Experiences of teachers on teaching HIV and AIDS : a case study of selected schools in Lesotho.
This case study constitutes three high schools in Lesotho that were selected by the Ministry of Education as pilot schools for Life Skills Education. The aim of the study was to identify factors contributing to teachers’ experiences in teaching HIV and AIDS. Research questions were: what are the experiences of teachers’ in teaching HIV and AIDS? and Why do teachers experience the teaching of HIV and AIDS in this way? A qualitative approach was used to gather in depth information about the experiences of teachers on teaching HIV and AIDS in the classroom. Data was done through lesson observations and interviews with four teachers who took part in the study. Themes that emerged from data were analysed using qualitative thematic approach. Themes: curriculum, sexual behaviour, teacher knowledge about HIV and AIDS, and communication. The results revealed a number of problems which teachers experience in teaching of Life Skills/HIV and AIDS. Among the problems teachers noted two main hindrances in teaching of Life Skills/HIV and AIDS emerged.
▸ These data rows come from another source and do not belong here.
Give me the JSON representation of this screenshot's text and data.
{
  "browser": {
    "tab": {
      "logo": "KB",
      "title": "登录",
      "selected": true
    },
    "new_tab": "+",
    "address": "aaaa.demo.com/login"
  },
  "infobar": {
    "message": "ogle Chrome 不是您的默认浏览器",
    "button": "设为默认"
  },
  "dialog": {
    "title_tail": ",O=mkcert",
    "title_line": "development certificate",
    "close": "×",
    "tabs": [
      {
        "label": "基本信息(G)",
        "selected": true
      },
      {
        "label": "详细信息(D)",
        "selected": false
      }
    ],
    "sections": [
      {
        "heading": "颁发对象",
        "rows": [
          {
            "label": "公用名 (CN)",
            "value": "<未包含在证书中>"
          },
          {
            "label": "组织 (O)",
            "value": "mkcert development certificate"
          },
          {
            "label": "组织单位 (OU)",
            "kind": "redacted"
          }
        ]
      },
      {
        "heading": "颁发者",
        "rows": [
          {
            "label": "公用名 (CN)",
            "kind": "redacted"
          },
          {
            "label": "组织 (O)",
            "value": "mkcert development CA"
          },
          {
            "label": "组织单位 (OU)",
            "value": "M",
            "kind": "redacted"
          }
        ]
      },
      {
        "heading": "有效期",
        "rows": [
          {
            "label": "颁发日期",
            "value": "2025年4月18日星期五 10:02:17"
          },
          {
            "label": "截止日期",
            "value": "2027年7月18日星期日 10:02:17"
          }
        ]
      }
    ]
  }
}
The teachers indicated that they were not supplied with the syllabus and books. Teachers tried to improvise and looked for teaching resources for themselves. However, they reported that due to lack of time, efficient internet services, their efforts were not successful. In addition in the absence of the syllabus the teachers found it difficult to identify the relevant material. This seems to be compounded by the fact that schools were not prepared to fund such activities, such that the expenses for these activities were borne by the teachers. Embarrassment caused by sex terminology, condoms demonstrations, presented another problem as the teachers indicated that they felt uncomfortable to teach about HIV and AIDS in addition to which some of the students in the class were infected. Teachers also indicated that limited knowledge of the community about HIV and AIDS and claims by traditional healers that they can cure HIV and AIDS create misconceptions which are difficult to address in class. Therefore, the findings showed that teachers rarely teach about HIV and AIDS due to different problems they encounter on teaching Life Skills/HIV and AIDS. The study recommends that the Ministry of Education and training should implement and organize ongoing training for the teaching of Life Skills/HIV and AIDS, targeting all teachers in the schools. Training must equip teachers with the clear knowledge of HIV and AIDS. Trainers must be experienced specialists in the subject. Proper follow-up must be conducted in order to find out teachers’ understanding from the training.